:: PROBLEM TO WORK ON ::
From the listing, collect all lines containing the word "state".

:: INFORMATION GIVEN ::
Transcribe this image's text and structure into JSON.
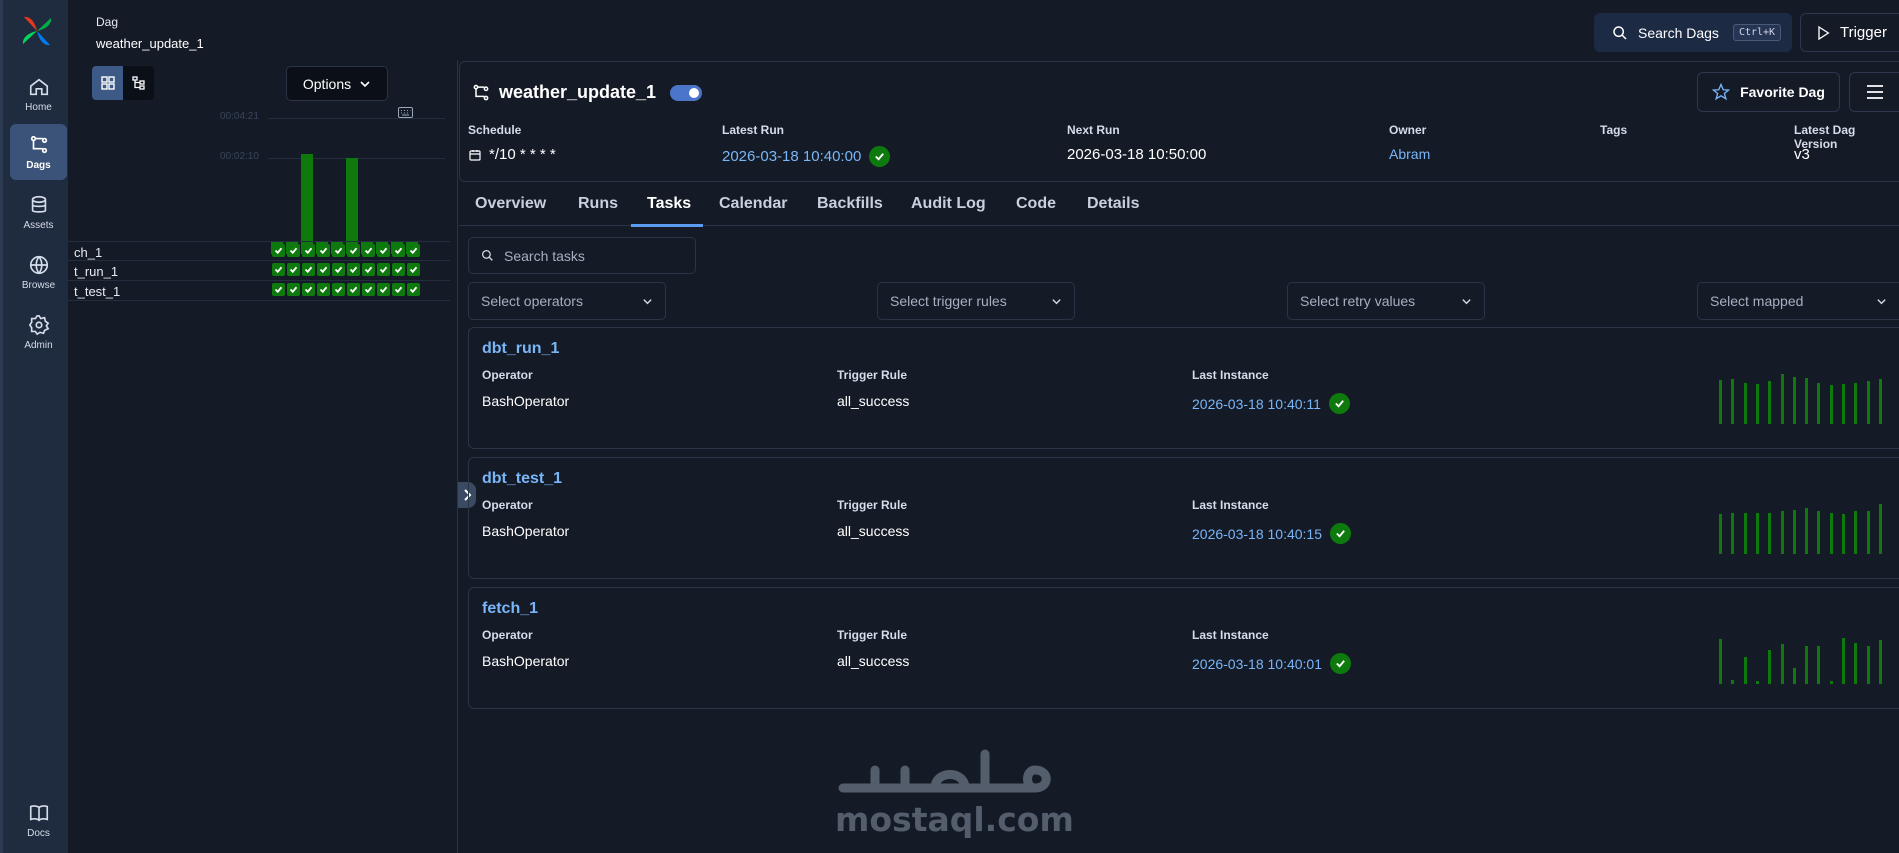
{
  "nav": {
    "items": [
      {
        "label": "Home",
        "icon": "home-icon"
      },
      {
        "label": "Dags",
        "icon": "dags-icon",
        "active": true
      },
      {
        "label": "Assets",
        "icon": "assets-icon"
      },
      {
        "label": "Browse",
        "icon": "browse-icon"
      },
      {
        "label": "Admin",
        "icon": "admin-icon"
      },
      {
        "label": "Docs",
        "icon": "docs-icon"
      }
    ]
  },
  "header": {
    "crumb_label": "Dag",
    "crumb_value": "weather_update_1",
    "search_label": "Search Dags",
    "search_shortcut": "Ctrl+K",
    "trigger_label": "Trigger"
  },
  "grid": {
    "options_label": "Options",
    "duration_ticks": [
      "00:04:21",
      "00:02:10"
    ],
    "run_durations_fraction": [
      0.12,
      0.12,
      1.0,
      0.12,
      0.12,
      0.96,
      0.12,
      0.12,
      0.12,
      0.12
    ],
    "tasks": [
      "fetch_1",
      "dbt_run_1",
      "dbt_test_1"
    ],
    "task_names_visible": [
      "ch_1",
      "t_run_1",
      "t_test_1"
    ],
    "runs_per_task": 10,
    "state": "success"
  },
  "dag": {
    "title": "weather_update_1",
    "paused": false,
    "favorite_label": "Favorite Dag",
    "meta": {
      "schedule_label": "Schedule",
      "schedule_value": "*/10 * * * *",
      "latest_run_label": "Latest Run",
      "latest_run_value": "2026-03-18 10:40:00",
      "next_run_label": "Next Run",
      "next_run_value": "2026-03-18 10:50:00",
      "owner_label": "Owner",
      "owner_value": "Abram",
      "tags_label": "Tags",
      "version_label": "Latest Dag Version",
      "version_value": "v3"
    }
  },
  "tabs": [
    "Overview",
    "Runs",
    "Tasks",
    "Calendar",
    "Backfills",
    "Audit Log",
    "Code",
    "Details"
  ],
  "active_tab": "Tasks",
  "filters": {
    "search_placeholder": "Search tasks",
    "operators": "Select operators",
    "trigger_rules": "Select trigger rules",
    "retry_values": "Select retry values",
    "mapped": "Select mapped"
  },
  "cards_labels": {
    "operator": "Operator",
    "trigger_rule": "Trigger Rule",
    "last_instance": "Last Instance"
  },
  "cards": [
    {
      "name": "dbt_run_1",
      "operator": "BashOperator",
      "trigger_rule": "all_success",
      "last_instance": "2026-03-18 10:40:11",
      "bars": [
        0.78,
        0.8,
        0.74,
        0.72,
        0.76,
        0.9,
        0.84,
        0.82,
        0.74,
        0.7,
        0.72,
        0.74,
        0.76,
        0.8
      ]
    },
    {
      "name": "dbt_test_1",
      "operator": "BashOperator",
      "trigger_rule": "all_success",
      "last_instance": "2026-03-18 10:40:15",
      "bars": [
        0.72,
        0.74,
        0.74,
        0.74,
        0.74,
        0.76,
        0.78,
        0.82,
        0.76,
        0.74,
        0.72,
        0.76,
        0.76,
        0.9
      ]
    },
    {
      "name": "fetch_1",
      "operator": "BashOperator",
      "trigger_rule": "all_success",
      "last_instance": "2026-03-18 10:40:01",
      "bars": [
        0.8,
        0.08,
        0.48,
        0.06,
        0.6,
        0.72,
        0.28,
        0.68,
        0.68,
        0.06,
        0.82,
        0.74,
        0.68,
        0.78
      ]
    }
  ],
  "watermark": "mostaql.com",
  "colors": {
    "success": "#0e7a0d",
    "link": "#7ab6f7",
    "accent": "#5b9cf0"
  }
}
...
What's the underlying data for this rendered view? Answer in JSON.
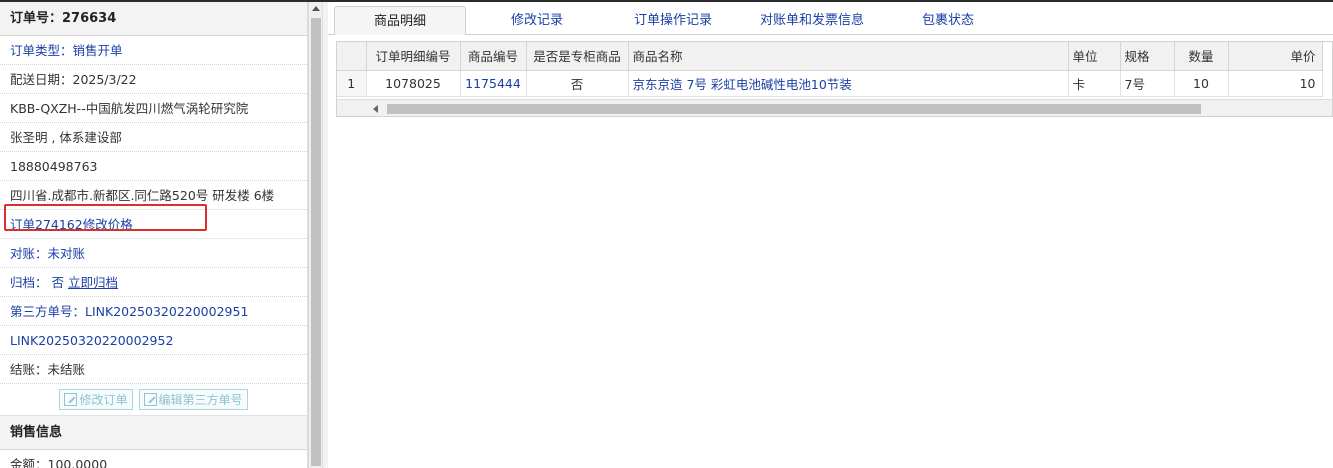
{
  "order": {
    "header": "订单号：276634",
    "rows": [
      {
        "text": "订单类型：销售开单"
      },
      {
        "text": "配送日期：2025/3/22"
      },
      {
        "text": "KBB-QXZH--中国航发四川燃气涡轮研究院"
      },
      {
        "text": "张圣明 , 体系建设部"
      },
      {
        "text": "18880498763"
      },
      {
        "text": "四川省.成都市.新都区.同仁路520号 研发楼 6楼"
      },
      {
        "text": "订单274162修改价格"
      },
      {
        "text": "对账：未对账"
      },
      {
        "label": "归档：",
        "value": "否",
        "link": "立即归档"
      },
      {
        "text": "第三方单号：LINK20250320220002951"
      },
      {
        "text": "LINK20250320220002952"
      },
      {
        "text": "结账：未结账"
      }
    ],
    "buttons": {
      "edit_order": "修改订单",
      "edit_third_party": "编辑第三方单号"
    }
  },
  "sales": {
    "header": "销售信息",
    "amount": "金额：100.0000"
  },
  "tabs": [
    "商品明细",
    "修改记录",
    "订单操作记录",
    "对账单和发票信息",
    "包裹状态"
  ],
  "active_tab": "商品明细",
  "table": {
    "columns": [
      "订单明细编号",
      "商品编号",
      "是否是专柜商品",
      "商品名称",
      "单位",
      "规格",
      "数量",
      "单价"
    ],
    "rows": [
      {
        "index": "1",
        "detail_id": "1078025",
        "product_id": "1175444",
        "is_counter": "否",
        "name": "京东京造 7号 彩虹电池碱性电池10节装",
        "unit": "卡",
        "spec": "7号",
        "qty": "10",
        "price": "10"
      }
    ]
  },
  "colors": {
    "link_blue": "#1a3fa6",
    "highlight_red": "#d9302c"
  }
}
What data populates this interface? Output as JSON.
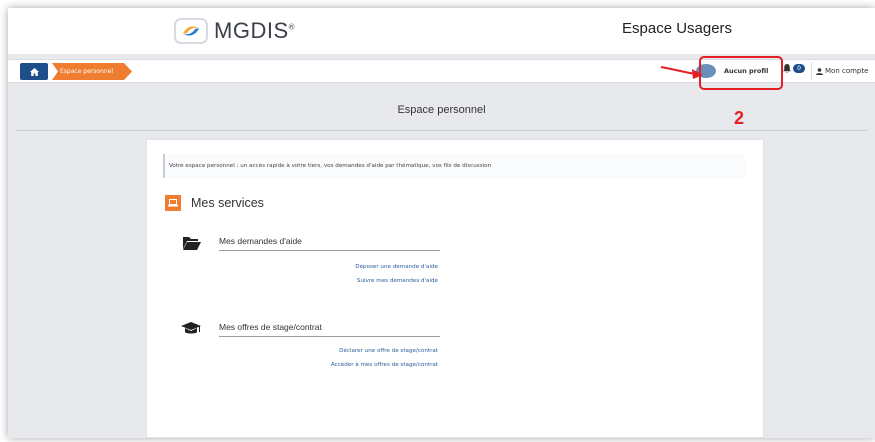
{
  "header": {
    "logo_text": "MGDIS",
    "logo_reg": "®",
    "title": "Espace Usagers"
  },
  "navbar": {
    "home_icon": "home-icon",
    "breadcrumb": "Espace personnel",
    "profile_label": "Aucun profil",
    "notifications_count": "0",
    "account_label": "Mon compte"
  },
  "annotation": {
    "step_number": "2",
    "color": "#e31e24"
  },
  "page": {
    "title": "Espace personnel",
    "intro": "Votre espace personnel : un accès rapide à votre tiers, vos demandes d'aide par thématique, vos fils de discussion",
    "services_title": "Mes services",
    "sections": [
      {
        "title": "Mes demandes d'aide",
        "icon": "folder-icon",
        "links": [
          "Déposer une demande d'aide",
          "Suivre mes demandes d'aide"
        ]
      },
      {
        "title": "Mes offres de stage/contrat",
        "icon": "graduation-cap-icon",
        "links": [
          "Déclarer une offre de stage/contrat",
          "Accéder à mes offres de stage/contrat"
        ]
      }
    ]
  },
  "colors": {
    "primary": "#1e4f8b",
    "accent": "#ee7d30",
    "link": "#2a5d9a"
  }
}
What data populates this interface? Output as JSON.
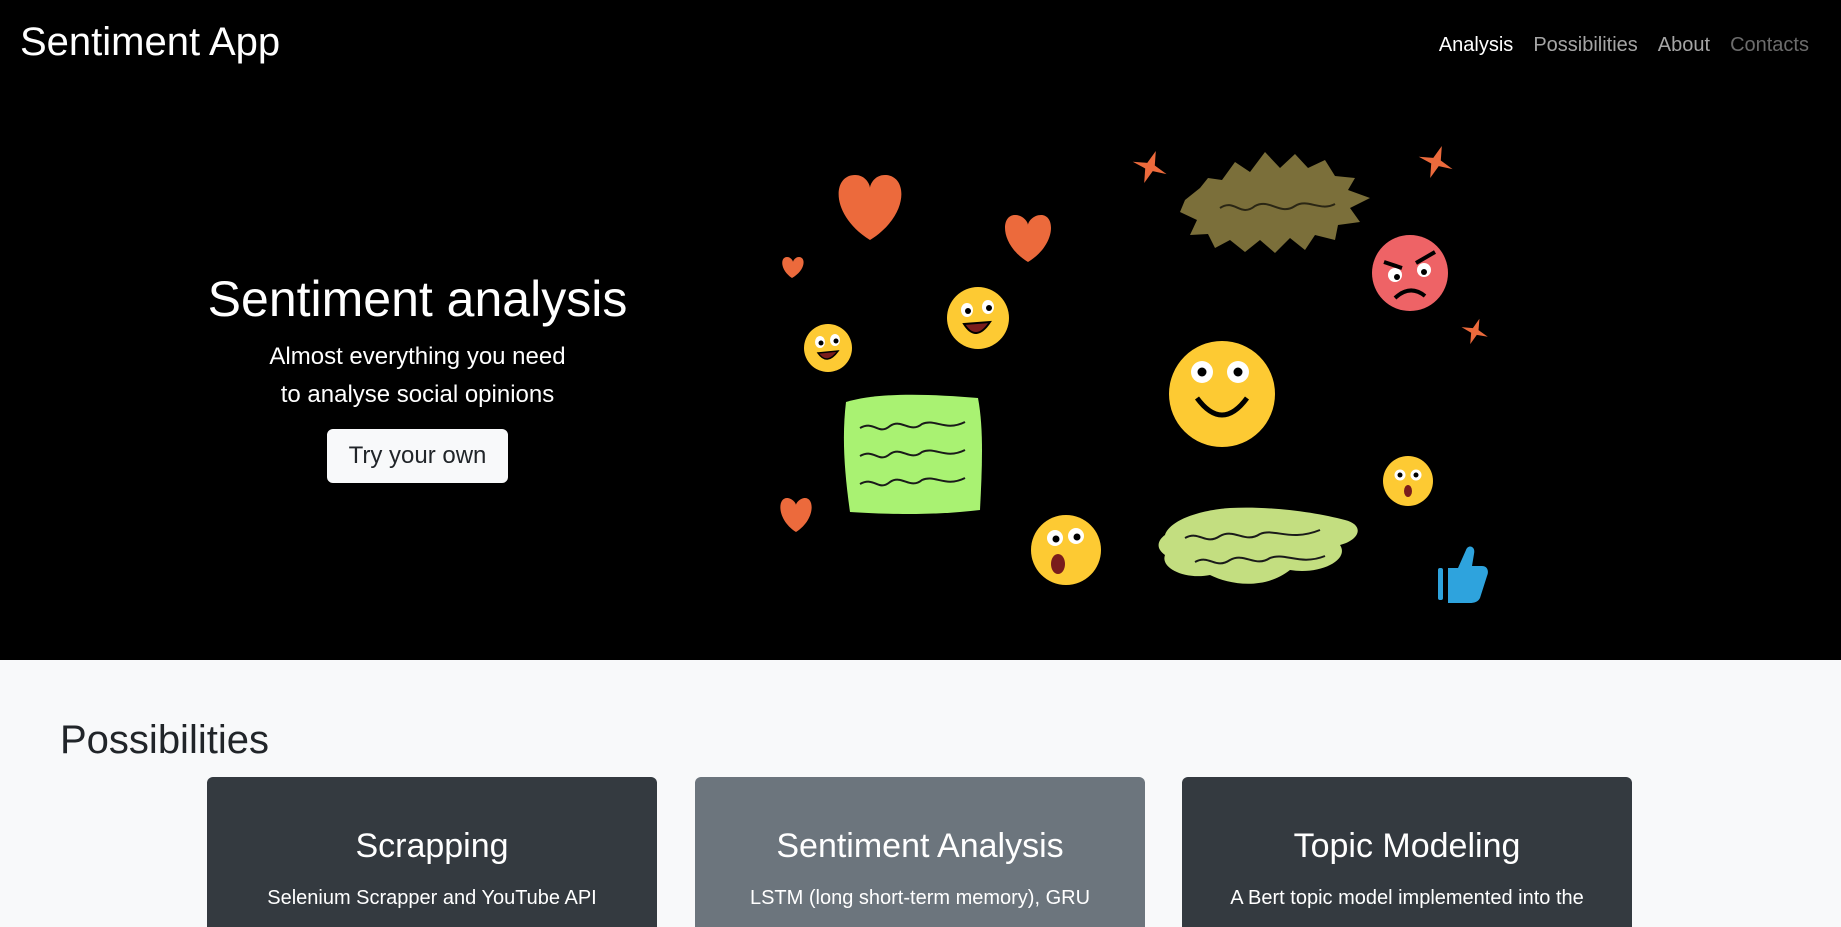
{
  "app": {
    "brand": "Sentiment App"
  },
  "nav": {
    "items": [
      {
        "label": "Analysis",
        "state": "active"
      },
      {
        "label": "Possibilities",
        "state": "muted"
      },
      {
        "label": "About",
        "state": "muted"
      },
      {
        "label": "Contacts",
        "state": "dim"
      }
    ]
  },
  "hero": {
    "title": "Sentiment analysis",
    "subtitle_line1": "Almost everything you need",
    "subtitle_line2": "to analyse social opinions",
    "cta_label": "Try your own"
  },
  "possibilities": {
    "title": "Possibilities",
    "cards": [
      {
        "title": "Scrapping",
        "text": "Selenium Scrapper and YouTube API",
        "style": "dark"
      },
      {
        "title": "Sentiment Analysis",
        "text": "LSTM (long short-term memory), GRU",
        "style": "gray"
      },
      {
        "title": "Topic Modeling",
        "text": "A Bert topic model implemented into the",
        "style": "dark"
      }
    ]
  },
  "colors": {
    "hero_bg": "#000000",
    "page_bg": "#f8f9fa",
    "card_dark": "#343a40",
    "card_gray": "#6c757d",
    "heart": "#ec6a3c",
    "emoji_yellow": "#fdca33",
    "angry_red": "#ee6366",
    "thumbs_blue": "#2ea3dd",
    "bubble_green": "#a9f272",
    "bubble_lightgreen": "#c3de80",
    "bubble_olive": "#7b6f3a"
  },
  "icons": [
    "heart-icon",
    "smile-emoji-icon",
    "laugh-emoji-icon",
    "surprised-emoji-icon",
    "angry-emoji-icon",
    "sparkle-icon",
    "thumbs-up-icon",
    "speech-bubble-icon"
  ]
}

:: FINISHED TASK ::
    "state": "success"
        "state": "active"
        "state": "muted"
        "state": "muted"
        "state": "dim"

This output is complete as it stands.